What the exercise asks → Could you filter the records below down to the lines that include the word "time"?

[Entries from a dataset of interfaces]
====================

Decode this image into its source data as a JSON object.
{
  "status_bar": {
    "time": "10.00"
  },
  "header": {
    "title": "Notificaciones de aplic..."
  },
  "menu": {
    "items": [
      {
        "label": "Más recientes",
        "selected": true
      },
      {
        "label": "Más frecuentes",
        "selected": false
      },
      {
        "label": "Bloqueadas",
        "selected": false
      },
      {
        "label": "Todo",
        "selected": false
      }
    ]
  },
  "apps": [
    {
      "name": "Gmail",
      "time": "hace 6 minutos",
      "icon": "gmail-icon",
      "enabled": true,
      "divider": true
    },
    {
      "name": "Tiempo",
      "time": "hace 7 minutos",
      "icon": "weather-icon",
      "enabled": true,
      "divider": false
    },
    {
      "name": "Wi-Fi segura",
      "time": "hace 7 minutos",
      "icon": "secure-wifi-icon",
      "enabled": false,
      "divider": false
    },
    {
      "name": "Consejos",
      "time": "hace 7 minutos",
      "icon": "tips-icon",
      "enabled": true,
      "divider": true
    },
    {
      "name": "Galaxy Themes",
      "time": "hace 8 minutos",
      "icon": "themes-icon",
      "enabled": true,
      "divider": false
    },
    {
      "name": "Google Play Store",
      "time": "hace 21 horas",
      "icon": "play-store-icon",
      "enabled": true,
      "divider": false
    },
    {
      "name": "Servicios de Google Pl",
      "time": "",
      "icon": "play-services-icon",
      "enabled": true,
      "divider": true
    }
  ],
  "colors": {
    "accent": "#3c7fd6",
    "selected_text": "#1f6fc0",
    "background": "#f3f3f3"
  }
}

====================

Completed exercise →
    "time": "10.00"
      "time": "hace 6 minutos",
      "time": "hace 7 minutos",
      "time": "hace 7 minutos",
      "time": "hace 7 minutos",
      "time": "hace 8 minutos",
      "time": "hace 21 horas",
      "time": "",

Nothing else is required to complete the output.